A Hobe Sound man was arrested after police say that he set a car on fire in the parking lot of a shopping center. He has since been charged with criminal mischief and arson.
Police say that 37-year-old Andrew Piasecki targeted the car of someone he knew in the Garden Square shopping center. Piasecki’s bail has been set at $54,000. Authorities arrived just before 2 p.m. and found a fire in the rear parking area. The 2011 Ford Escape was parked between two other vehicles.
The owner of the vehicle is an employee of the shopping center and wasn’t sure what was happening until they heard sirens. According to the owner, they received threats from Piasecki earlier that day. One of the texts apparently said: “Say goodbye to your car.”
Further complicating matters for Piasecki, a surveillance video shows him carrying a red gas can to the parking lot and carrying it toward where the car was parked.
Not a Good Look for This Defendant
This defendant will have a difficult time mounting a reasonable defense. Text messages show that he threatened the worker prior to the incident and video surveillance puts him at the scene with a gas can in his hands.
Piasecki’s best play is to try to plead the arson charge down. The problem there is that Florida’s arson statute specifically lists vehicles as a type of property that qualifies as arson. Technically, anything with a roof over it can be considered arson. Any place where a defendant has a reasonable expectation that people will be inside of it constitutes arson. Tents and boats would also qualify under this statute.
On the one hand, vehicles are specifically listed as qualifying for arson. On the other hand, the defendant appears to have known that there was no one in the car at the time he set it on fire. Is that enough to get the charges reduced to criminal mischief?
The state’s case against the defendant is solid. But the question is: How hard do they want to pursue it? Prosecutors may be willing to plead the crime down if Piasecki has no prior record, a good job, and is in good standing otherwise. However, it seems unlikely that a man who was willing to set another person’s car on fire is in a healthy place in their life.
On the other hand, a defense attorney may choose to argue that their client has been under intense emotional strain and that led to their outrageous behavior. It depends entirely on Piasecki and his willingness to seek counseling or treatment for his anger-management issues.
Talk to a West Palm Beach Criminal Defense Attorney
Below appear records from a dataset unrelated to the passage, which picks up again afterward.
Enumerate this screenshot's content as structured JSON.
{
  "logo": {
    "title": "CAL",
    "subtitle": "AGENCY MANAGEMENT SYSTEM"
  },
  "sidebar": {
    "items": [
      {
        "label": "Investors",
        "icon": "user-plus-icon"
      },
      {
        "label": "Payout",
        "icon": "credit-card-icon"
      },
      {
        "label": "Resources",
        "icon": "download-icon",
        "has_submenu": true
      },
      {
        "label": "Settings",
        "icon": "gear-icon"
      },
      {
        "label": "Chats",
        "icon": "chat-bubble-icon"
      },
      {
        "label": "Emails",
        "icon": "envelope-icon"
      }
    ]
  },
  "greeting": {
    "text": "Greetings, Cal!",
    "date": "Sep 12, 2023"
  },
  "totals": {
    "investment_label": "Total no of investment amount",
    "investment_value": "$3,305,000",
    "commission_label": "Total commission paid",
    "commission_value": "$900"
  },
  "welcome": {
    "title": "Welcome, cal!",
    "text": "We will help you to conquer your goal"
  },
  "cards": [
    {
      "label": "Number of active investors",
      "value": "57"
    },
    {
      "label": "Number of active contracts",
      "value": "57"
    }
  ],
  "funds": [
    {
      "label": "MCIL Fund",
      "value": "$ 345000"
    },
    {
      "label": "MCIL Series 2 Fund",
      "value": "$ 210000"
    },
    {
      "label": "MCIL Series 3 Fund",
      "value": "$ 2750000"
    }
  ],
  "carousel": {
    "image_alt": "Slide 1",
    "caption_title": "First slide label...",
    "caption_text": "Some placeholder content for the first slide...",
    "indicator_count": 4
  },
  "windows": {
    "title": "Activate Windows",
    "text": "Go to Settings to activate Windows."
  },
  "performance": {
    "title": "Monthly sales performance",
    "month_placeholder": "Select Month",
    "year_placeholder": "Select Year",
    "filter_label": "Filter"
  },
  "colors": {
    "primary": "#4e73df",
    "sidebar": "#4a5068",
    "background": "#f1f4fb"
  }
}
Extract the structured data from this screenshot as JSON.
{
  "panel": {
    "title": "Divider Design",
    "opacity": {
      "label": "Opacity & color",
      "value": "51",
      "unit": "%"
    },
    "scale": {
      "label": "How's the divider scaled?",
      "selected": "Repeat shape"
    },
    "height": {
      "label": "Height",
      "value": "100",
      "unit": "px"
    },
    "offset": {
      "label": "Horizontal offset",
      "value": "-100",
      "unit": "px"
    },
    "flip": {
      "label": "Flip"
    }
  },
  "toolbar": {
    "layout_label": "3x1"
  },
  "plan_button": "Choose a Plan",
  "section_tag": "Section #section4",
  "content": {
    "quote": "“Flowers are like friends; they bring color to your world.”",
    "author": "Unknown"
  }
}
If you’ve set someone’s car on fire in a fit of rage, then you need an attorney who can frame the situation in a sympathetic way and hopefully negotiate a reasonable plea deal. Call the West Palm Beach criminal attorneys at the Skier Law Firm, P.A. today for more information on how we can help.